I may have been exposed earlier than her, but neither Mark nor the younger boys are showing any signs of it. It comes down to my physical weakness. It was a rather mild illness, as far as those things go, consisting of headache, a slight fever, and nausea. The weakness lingered for me, forcing me to sleep even though I was too comfortable to sleep well.

I had just gotten back on track to where I wanted to be, then I got sick—and I was forced to sleep—and got shoved off track again. My battle with my to-do lists is so tenuous it doesn’t take much. Losing a single day sets me off track. Losing three… *sigh*

The only thing that’s saving me right now is that I wasn’t going at my full pace. I wasn’t even trying to be full-time. So, in that sense, it should be easier to catch up. Of course, the reason I wasn’t going full-time was because I don’t have the strength for it, so I doubt I have the strength to “catch up” either.

Two steps forward, one step back. It’s still progress, but that doesn’t mean I have to like it.

Speaking of Progress

  • Posted on July 11, 2014 at 10:00 AM

Having surgery, then sleeping through a good portion of my recovery, gave me something of a power boost. I felt better than I have in a long time. My mind was clearer, at least for a little while. After I came back to work full-time, I realized two things:

  • First, the time I put in when I could only work part-time wasn’t as clear, coherent, or organized as it seemed at the time.
  • Second, my priorities had shifted because I’d had plenty of time to consider what was going well, what wasn’t, and what I could do about it.

I cleaned up my messes. I cleared up my backlogs. Now, I’m feeling like I’m really and truly back. I’m ready to walk my walk and make it work. My priorities truly have shifted.

I’m going to keep these shifts close to the vest, but I’ll give you a hint…I’ve talked about doing this before, but then I lost track of it. I’m starting fresh, breaking free, and doing a little cheating.

It’ll make sense in time. For now, I’m just going to enjoy being back and keeping my little secret. :)

Recovery-In-Progress

  • Posted on July 9, 2014 at 10:00 AM

So, I went to my post-surgery check-up, but the surgeon wasn’t there. I don’t know why I thought he would be. Instead, I met with another assistant. She checked out my incisions, but other than that the check-up was all verbal. I told her what I had experienced, good and bad, with my recovery thus far. She was pleased with my progress.

Her informed assessment, however, was something of an obvious conclusion. I’ve had too much stress. On the one hand, my life is stressful. This is seen as being particularly true whenever I bring up the boys. I brought up the boys to make the point that I’ve spent too much time putting their health (and educational) needs first; and that I’ve been putting my own health on the backburner for far too long. Her point was “Wow, three with autism, that’s got to be stressful all by itself.” Hm. Yes, I suppose it is, but not nearly as much as people might think, especially now that we’ve figured out what works for them.

On the other hand, she also made a point of stating that my body has been under particular stress lately.

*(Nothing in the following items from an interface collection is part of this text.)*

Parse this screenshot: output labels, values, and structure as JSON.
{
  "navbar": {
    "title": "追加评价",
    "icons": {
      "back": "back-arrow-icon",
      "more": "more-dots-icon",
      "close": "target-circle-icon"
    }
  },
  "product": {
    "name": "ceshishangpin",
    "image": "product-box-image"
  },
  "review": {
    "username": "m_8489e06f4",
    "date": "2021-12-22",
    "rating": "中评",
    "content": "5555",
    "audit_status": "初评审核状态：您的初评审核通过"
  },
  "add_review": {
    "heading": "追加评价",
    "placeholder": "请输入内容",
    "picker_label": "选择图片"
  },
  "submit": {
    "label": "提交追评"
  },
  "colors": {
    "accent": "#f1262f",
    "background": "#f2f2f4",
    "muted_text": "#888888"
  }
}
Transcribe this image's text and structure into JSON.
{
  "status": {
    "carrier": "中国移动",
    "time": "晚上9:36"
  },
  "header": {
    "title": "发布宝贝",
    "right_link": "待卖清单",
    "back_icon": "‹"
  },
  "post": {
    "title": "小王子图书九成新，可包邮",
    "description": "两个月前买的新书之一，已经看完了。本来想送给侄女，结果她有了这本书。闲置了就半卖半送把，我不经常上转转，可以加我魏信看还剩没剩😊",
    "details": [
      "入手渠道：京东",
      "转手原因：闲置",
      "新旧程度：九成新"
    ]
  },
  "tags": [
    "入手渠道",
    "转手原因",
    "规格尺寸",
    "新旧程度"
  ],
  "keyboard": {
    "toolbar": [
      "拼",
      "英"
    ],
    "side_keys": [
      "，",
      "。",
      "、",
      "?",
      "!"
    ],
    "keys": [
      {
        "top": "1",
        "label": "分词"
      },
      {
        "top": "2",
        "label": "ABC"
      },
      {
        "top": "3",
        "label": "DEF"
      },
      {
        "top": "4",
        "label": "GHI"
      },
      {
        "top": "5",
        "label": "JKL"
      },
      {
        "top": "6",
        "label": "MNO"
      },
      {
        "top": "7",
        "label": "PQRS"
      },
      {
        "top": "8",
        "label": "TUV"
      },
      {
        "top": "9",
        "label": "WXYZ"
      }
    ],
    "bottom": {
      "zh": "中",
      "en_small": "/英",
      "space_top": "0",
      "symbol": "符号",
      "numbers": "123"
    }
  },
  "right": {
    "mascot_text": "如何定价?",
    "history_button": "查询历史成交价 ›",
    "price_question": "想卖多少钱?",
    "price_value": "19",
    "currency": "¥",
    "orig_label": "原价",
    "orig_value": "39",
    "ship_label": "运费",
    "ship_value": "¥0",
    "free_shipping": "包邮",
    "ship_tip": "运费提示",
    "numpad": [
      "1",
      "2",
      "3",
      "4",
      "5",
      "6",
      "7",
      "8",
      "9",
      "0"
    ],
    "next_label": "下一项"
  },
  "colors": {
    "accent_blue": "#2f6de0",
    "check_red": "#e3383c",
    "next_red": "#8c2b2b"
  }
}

My crash or flare up, my diagnoses, my sleep issues, and now surgery – there is absolutely no “wondering why” I’m physically fatigued. No matter how much I may want to accelerate this process, and just be better already so I get back to things that matter, the fact is that my body is still healing, still recovering, and that this matters, too.

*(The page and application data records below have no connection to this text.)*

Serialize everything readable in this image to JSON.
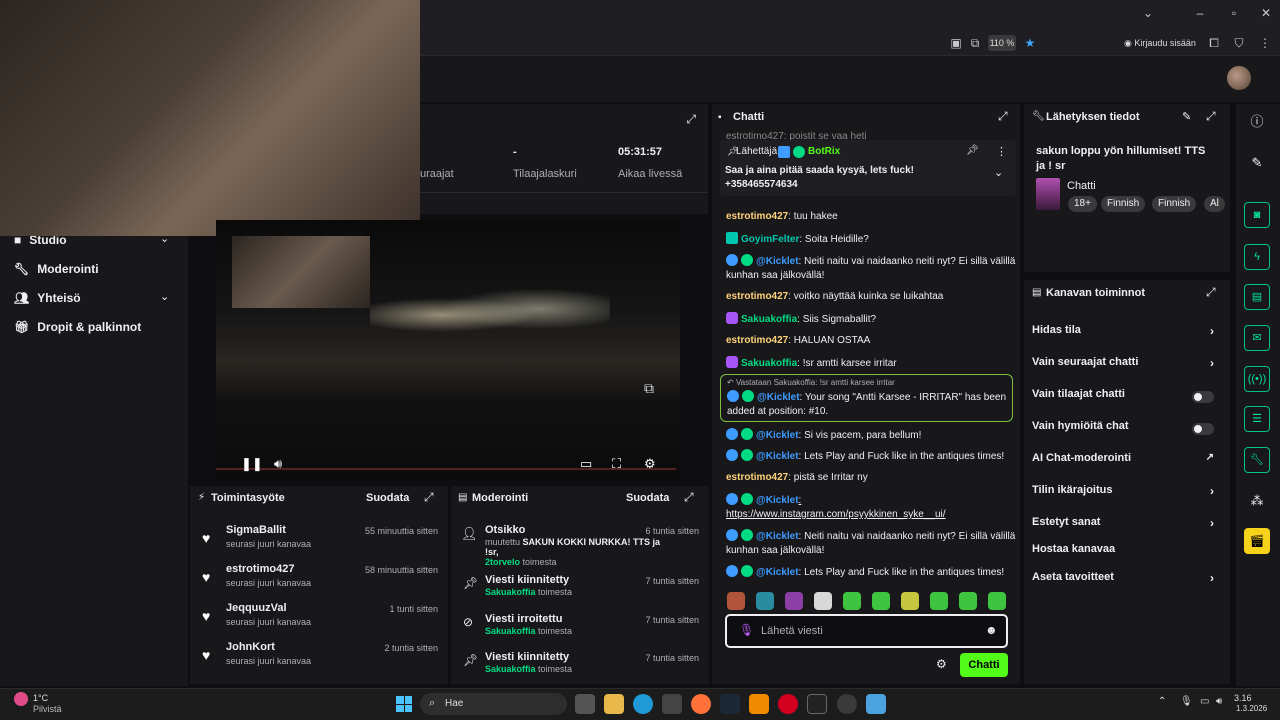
{
  "browser": {
    "zoom": "110 %",
    "signin": "Kirjaudu sisään"
  },
  "nav": {
    "items": [
      {
        "label": "Studio",
        "icon": "studio-icon"
      },
      {
        "label": "Moderointi",
        "icon": "wrench-icon"
      },
      {
        "label": "Yhteisö",
        "icon": "people-icon"
      },
      {
        "label": "Dropit & palkinnot",
        "icon": "gift-icon"
      }
    ]
  },
  "stats": {
    "followers_label": "uraajat",
    "subs_value": "-",
    "subs_label": "Tilaajalaskuri",
    "time_value": "05:31:57",
    "time_label": "Aikaa livessä"
  },
  "activity": {
    "title": "Toimintasyöte",
    "filter": "Suodata",
    "items": [
      {
        "name": "SigmaBallit",
        "action": "seurasi juuri kanavaa",
        "time": "55 minuuttia sitten"
      },
      {
        "name": "estrotimo427",
        "action": "seurasi juuri kanavaa",
        "time": "58 minuuttia sitten"
      },
      {
        "name": "JeqquuzVal",
        "action": "seurasi juuri kanavaa",
        "time": "1 tunti sitten"
      },
      {
        "name": "JohnKort",
        "action": "seurasi juuri kanavaa",
        "time": "2 tuntia sitten"
      }
    ]
  },
  "moderation": {
    "title": "Moderointi",
    "filter": "Suodata",
    "items": [
      {
        "title": "Otsikko",
        "line1_pre": "muutettu",
        "line1_bold": "SAKUN KOKKI NURKKA! TTS ja !sr,",
        "actor": "2torvelo",
        "suffix": "toimesta",
        "time": "6 tuntia sitten"
      },
      {
        "title": "Viesti kiinnitetty",
        "actor": "Sakuakoffia",
        "suffix": "toimesta",
        "time": "7 tuntia sitten"
      },
      {
        "title": "Viesti irroitettu",
        "actor": "Sakuakoffia",
        "suffix": "toimesta",
        "time": "7 tuntia sitten"
      },
      {
        "title": "Viesti kiinnitetty",
        "actor": "Sakuakoffia",
        "suffix": "toimesta",
        "time": "7 tuntia sitten"
      }
    ]
  },
  "chat": {
    "title": "Chatti",
    "top_partial": "estrotimo427: poistit se vaa heti",
    "pinned": {
      "label": "Lähettäjä",
      "sender": "BotRix",
      "text": "Saa ja aina pitää saada kysyä, lets fuck! +358465574634"
    },
    "messages": [
      {
        "user": "estrotimo427",
        "text": ": tuu hakee"
      },
      {
        "user": "GoyimFelter",
        "text": ": Soita Heidille?"
      },
      {
        "user": "@Kicklet",
        "text": ": Neiti naitu vai naidaanko neiti nyt? Ei sillä välillä kunhan saa jälkovällä!"
      },
      {
        "user": "estrotimo427",
        "text": ": voitko näyttää kuinka se luikahtaa"
      },
      {
        "user": "Sakuakoffia",
        "text": ": Siis Sigmaballit?"
      },
      {
        "user": "estrotimo427",
        "text": ": HALUAN OSTAA"
      },
      {
        "user": "Sakuakoffia",
        "text": ": !sr amtti karsee irritar"
      },
      {
        "user": "@Kicklet",
        "text": ": Si vis pacem, para bellum!"
      },
      {
        "user": "@Kicklet",
        "text": ": Lets Play and Fuck like in the antiques times!"
      },
      {
        "user": "estrotimo427",
        "text": ": pistä se Irritar ny"
      },
      {
        "user": "@Kicklet",
        "text": ": https://www.instagram.com/psyykkinen_syke__ui/"
      },
      {
        "user": "@Kicklet",
        "text": ": Neiti naitu vai naidaanko neiti nyt? Ei sillä välillä kunhan saa jälkovällä!"
      },
      {
        "user": "@Kicklet",
        "text": ": Lets Play and Fuck like in the antiques times!"
      }
    ],
    "reply": {
      "context": "Vastataan Sakuakoffia: !sr amtti karsee irritar",
      "user": "@Kicklet",
      "text": ": Your song \"Antti Karsee - IRRITAR\" has been added at position: #10."
    },
    "input_placeholder": "Lähetä viesti",
    "send_label": "Chatti"
  },
  "stream_info": {
    "title": "Lähetyksen tiedot",
    "stream_title": "sakun loppu yön hillumiset! TTS ja ! sr",
    "category": "Chatti",
    "tags": [
      "18+",
      "Finnish",
      "Finnish",
      "Al"
    ]
  },
  "channel_actions": {
    "title": "Kanavan toiminnot",
    "items": [
      {
        "label": "Hidas tila",
        "control": "chevron"
      },
      {
        "label": "Vain seuraajat chatti",
        "control": "chevron"
      },
      {
        "label": "Vain tilaajat chatti",
        "control": "toggle"
      },
      {
        "label": "Vain hymiöitä chat",
        "control": "toggle"
      },
      {
        "label": "AI Chat-moderointi",
        "control": "external"
      },
      {
        "label": "Tilin ikärajoitus",
        "control": "chevron"
      },
      {
        "label": "Estetyt sanat",
        "control": "chevron"
      },
      {
        "label": "Hostaa kanavaa",
        "control": "none"
      },
      {
        "label": "Aseta tavoitteet",
        "control": "chevron"
      }
    ]
  },
  "taskbar": {
    "weather_temp": "1°C",
    "weather_desc": "Pilvistä",
    "search": "Hae",
    "time": "3.16",
    "date": "1.3.2026"
  },
  "colors": {
    "accent": "#53fc18",
    "panel": "#18181b",
    "background": "#0e0e10"
  }
}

There’s so much I want to do…but if I focus on that, instead of on what I can actually do right now in this given moment, then I just add to my stress unnecessarily. For some, this might seem self-evident and obvious. For me, it’s kind of revolutionary. My idea has generally been: “Get through this as quickly and thoroughly as possible, so I can get on to the next thing.” It’s not that I am in such a hurry that I forsake quality, because that isn’t effective. It’s that I’m so focused on doing as much as possible that I’m actually reducing what I’m capable of because too much of my energy and focus is spent worrying over or planning for things I can’t do yet.

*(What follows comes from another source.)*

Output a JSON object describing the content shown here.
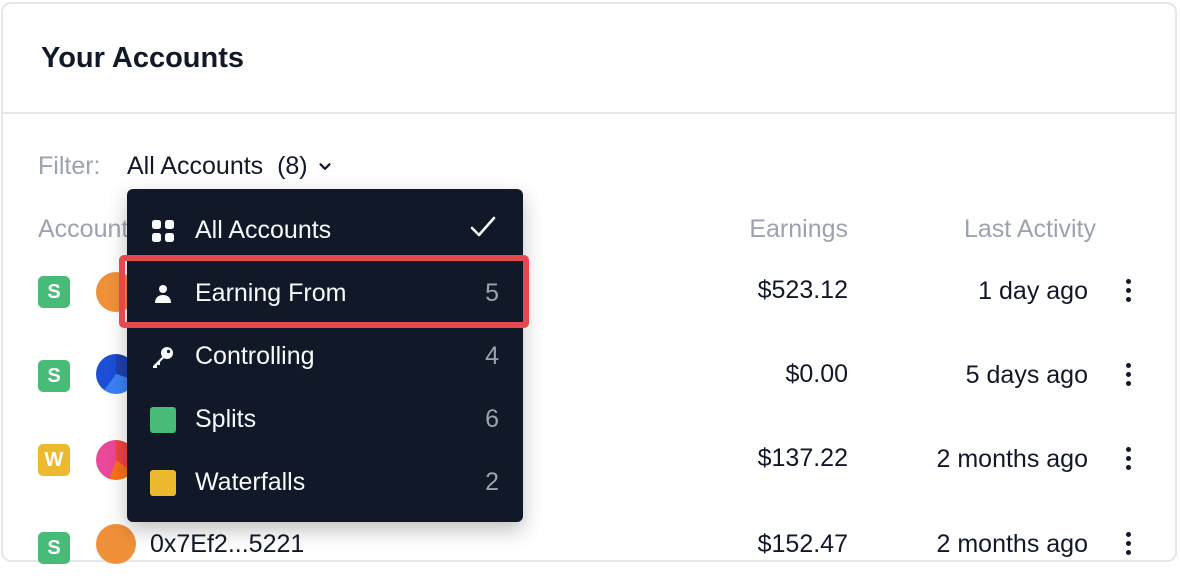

Here I am trying to recover, trying to build my capacity, and I’m eroding my good intentions with unnecessary stress. [Grumble, grumble.] I swear I’m going to get this balance thing right one of these days.